DAR Film Reviews: Oppenheimer
It’s been a year of first parts: the first part of Across the Spider-Verse, the first part of Mission: Impossible: Dead Reckoning - and now, the first part of Barbenheimer. The average moviegoer by now will likely be familiar with Christopher Nolan, director of The Prestige, Inception, the Dark Knight Trilogy, and Tenet, among others. While Oppenheimer, his latest, may not be enough to convert the most ardent naysayers, it should pleasantly surprise audiences, and will likely feature highly in many rankings of the director’s work.
Those who felt the likes of Dunkirk and Interstellar punished their patience and tested the integrity of their buttocks should rejoice. Oppenheimer moves with the pace and editing of a 90s Scorsese flick. Essentially one long montage - scenes overlap, intercut, disappear and re-emerge - the film will rarely give you time to check your watch. When it stops to breathe, the viewer won’t. Despite a substantial, three-hour long runtime, it feels brisk and concise.
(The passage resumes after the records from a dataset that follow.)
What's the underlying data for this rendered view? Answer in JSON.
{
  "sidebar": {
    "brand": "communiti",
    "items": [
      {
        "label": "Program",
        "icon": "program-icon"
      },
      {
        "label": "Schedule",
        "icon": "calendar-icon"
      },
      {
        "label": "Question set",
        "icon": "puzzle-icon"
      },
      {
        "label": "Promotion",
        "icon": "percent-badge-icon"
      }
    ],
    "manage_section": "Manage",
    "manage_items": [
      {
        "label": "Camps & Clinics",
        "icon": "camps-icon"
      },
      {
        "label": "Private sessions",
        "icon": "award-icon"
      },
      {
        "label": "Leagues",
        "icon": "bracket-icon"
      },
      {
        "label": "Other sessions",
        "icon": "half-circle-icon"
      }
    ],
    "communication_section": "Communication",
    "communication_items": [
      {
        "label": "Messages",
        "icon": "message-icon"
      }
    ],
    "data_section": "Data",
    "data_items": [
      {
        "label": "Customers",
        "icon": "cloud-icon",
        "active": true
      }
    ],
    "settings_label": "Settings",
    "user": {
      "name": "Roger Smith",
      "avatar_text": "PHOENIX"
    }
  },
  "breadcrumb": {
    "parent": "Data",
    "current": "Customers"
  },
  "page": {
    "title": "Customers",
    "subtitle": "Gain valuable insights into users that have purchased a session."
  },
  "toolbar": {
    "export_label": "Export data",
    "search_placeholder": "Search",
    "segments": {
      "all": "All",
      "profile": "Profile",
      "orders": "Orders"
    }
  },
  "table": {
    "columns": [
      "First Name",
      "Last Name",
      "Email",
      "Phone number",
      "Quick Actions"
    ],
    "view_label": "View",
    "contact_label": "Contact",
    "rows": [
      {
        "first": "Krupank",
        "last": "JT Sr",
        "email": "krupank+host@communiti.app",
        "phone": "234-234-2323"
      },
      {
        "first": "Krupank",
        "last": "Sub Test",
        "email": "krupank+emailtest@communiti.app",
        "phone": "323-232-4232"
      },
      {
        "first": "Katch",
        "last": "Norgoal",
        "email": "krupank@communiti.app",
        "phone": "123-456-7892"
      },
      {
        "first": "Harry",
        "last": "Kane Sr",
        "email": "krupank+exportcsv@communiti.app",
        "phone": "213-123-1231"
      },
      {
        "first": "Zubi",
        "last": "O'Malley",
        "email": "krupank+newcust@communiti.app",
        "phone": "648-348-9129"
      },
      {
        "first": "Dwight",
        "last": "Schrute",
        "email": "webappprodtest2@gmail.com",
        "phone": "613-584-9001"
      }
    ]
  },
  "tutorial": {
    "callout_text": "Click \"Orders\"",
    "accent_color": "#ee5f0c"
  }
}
In fact, it is possible to conclude that Nolan has been pulling his own Prestige: living his life as a filmmaker apparently without the desire or ability to make a movie with a competent sound mix. One could be forgiven for looking forward to a film whose maker’s trademarks have become barely audible dialogue and deafening explosions with barely repressed terror, particularly when that film is about heavily-accented scientists designing an atomic bomb. However, in his greatest trick yet, Nolan reveals it was a ruse all along. Dialogue is crystal clear throughout the film’s three hours and the rest of the mix is not only technically sound but artistically daring. One scene in particular could become iconic almost entirely because of its restraint in this respect.
What some might find alternately interesting or frustrating is Nolan’s lack of a thesis. Is Oppenheimer the man an all-American hero, a closet communist, an obtuse eccentric, or some mix of all of them? Was the dropping of the bomb morally justifiable? What are the hard and fast facts? The film declines to answer. That’s not to say it’s uninterested. Instead, it presents the evidence and allows the viewer to decide (or, if they so choose, to hold many conflicting ideas in their head at once). Most historical films can only ever aspire to capture a tiny fragment of the truth, from a very particular perspective. Some may question Nolan’s unwillingness to make an argument; others may celebrate his wisdom in embracing ambiguity.
There are some choices that many viewers will find trite and overly conventional. These are balanced by some that are audacious - and darkly humorous. Dialogue can perhaps become overly glib. The form of the biopic is played with and - unusually for Nolan - the abstract is employed on a number of occasions.
What this all adds up to is a film that comfortably sits in the Nolan oeuvre - in terms of tone, form, and quality. Some aspects will have viewers rolling their eyes, others will have them catching their breath. It is a movie full of - and about - paradoxes and contradictions. History, philosophy and yes, even physics have more than one version. Much of what is here is to be expected - but it does not fail to surprise.
DAR Rating: 4/5